"Pain Point Selling" has been taught for decades. It can be a very effective way to build a link in a prospect's mind between a specific problem and why they need your product/service to solve it.
I see a lot of lead generation webinars that use "Pain Point Marketing." In most cases, this is a mistake and is NOT effective. Why not? What is the difference between Pain Point Selling and Pain Point Marketing?
In the sales process, you are working on closing a deal with a single prospect. The idea of the Pain Point process is to identify specific, tangible problems that are a priority in the mind of that particular company (or individual). A good salesperson does this through a combination of research and dialog, getting the prospect to share their perceived problem area, helping them identify the costs to their business caused by the problem, and then showing them that your solution is a more reasonable, logical, cost-effective alternative than doing something else or nothing at all.
It seems reasonable that the same approach would work in a public marketing webinar, but I would argue against using this structure for building your lead generation efforts. There are two primary pitfalls…
1) One Target vs. Many Targets. Pain point selling works when it is very specific. You focus on detailed problems your prospect has. You draw the prospect into a conversation where they share more details of their situation and how it directly impacts their business. You then adjust your pitch accordingly, focusing on their issues and how you resolve them.
This is impossible in a mass-audience webinar. You can't focus on a specific problem for any individual viewer. You can't spend the time to draw him/her into an ongoing exchange of information. As a result, you are forced to create generic or "commonly-seen" pain points. They don't have the impact and immediacy for any given attendee because they are not tailored to the context in which the person thinks about the pain. There is a world of difference between these two pain points:
"It is hard to get viewers to watch your TV shows. There is so much competition from shows on other channels."
"You are only pulling a 4 share on Friday nights at 11:30. Jimmy Fallon, David Letterman, and Jimmy Kimmel are cannibalizing your audience."
2) Preaching To The Choir. Using generic, common "pain points" to set up your webinar and your solution turns off your audience in three distinct ways:
a) You are repeating the information that got them to sign up for the webinar in the first place. Your promotional materials must have identified those generic pains, otherwise your attendees wouldn't have signed up for your webinar. So the setup has already been done. You are not creating an infomercial shown on television - trying to capture the attention of a disinterested audience that is not looking for your message. Your audience CHOSE to attend. Treat them accordingly.

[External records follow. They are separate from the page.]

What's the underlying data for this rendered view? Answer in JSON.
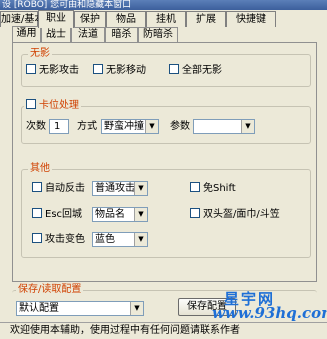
{
  "window": {
    "title": "设 [ROBO] 您可由和隐藏本窗口"
  },
  "top_tabs": [
    "加速/基本",
    "职业",
    "保护",
    "物品",
    "挂机",
    "扩展",
    "快捷键"
  ],
  "sub_tabs": [
    "通用",
    "战士",
    "法道",
    "暗杀",
    "防暗杀"
  ],
  "no_shadow": {
    "title": "无影",
    "options": [
      "无影攻击",
      "无影移动",
      "全部无影"
    ]
  },
  "stuck": {
    "title": "卡位处理",
    "count_label": "次数",
    "count_value": "1",
    "mode_label": "方式",
    "mode_value": "野蛮冲撞",
    "param_label": "参数",
    "param_value": ""
  },
  "other": {
    "title": "其他",
    "auto_counter_label": "自动反击",
    "auto_counter_value": "普通攻击",
    "esc_return_label": "Esc回城",
    "esc_return_value": "物品名",
    "attack_color_label": "攻击变色",
    "attack_color_value": "蓝色",
    "free_shift_label": "免Shift",
    "double_head_label": "双头盔/面巾/斗笠"
  },
  "config": {
    "title": "保存/读取配置",
    "selected": "默认配置",
    "save_label": "保存配置"
  },
  "status_text": "欢迎使用本辅助，使用过程中有任何问题请联系作者",
  "watermark": {
    "text_cn": "星宇网",
    "url": "www.93hq.com"
  }
}
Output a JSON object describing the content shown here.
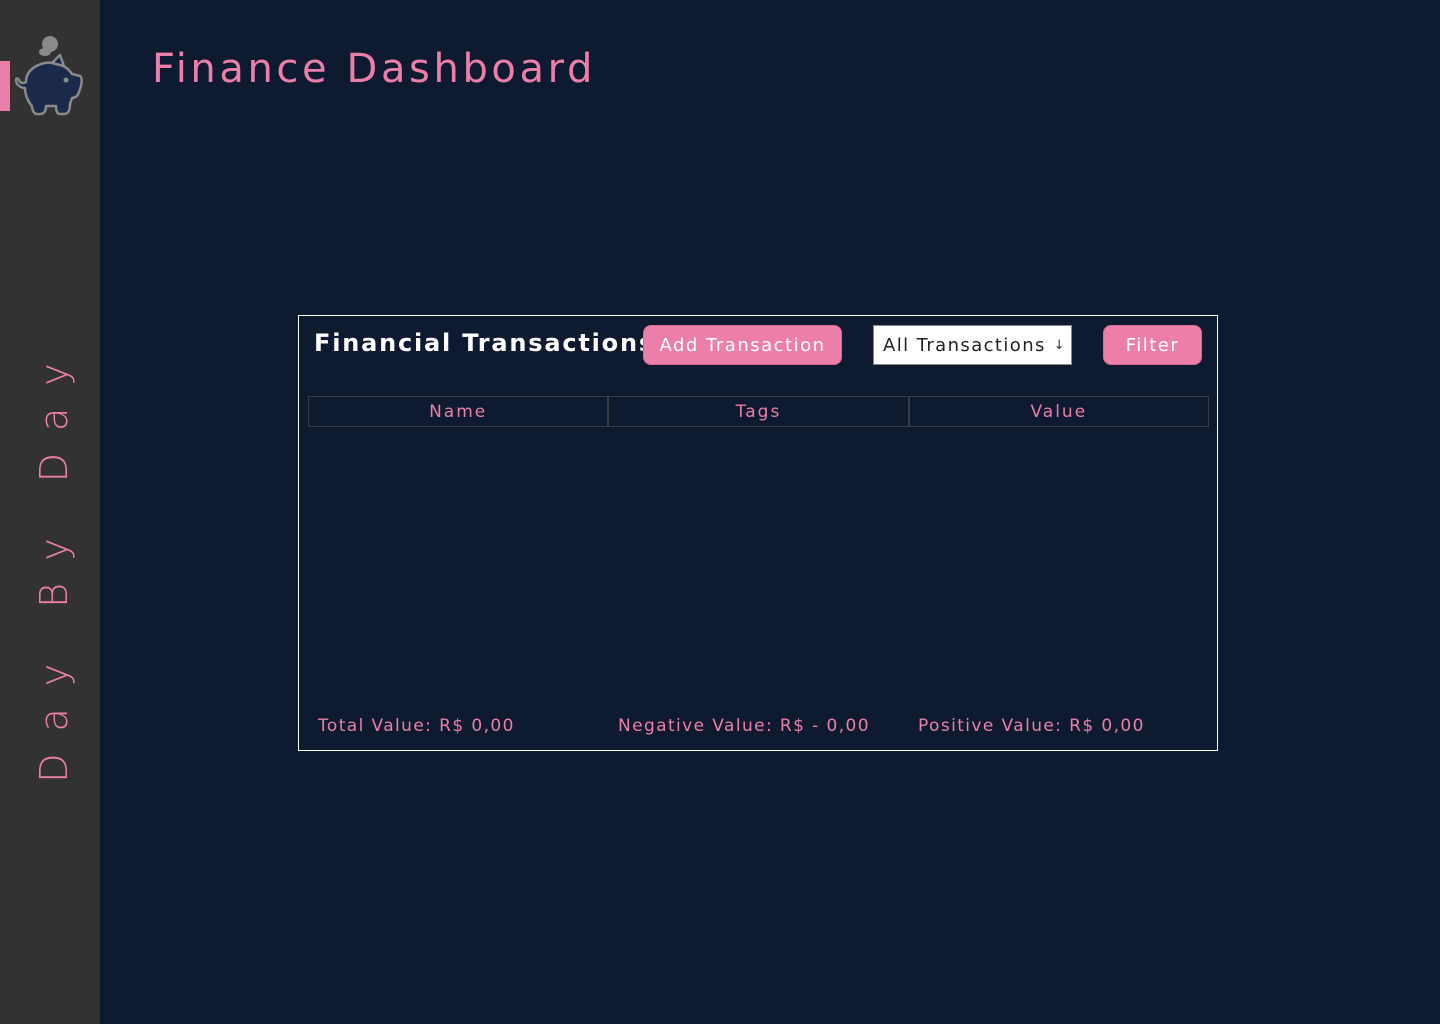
{
  "sidebar": {
    "logo_icon": "piggy-bank-icon",
    "brand_text": "Day By Day",
    "accent_color": "#ec7fa9",
    "background_color": "#333232"
  },
  "header": {
    "title": "Finance Dashboard"
  },
  "transactions": {
    "title": "Financial Transactions",
    "add_button_label": "Add Transaction",
    "select_value": "All Transactions",
    "select_icon": "arrow-down-icon",
    "filter_button_label": "Filter",
    "columns": [
      "Name",
      "Tags",
      "Value"
    ],
    "rows": [],
    "totals": {
      "total": "Total Value: R$ 0,00",
      "negative": "Negative Value: R$ - 0,00",
      "positive": "Positive Value: R$ 0,00"
    }
  },
  "colors": {
    "page_background": "#0e1a30",
    "accent": "#ec7fa9",
    "panel_border": "#ffffff"
  }
}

b) Demonstrating your credibility by showing that you "get it" establishes you as an outsider. While it is gratifying to develop an understanding of your target audience and their business, don't let your newfound perceptiveness blind you to the fact that your audience lives these problems every day. The TV executive doesn't need or want a primer on how hard it is to attract viewers. If you present that as if it is some sort of brilliant new insight, it confirms for them that they are dealing with a neophyte who hasn't been facing that problem for years.
c) Setup delays value delivery. The audience has come to get value, to hear something they didn't know before, to hear about solutions. Every second you spend covering obvious problems they are familiar with is an invitation for them to tune out - mentally or physically.
What does that leave us with? Am I telling you to abandon any mention of problems? How else can you introduce the value of your offering?
It turns out you CAN incorporate problem setup and resolution into a lead-gen marketing webinar. And in tomorrow's post, I'll tell you how to do it. (Now available online in An Alternative to Pain Point Webinars)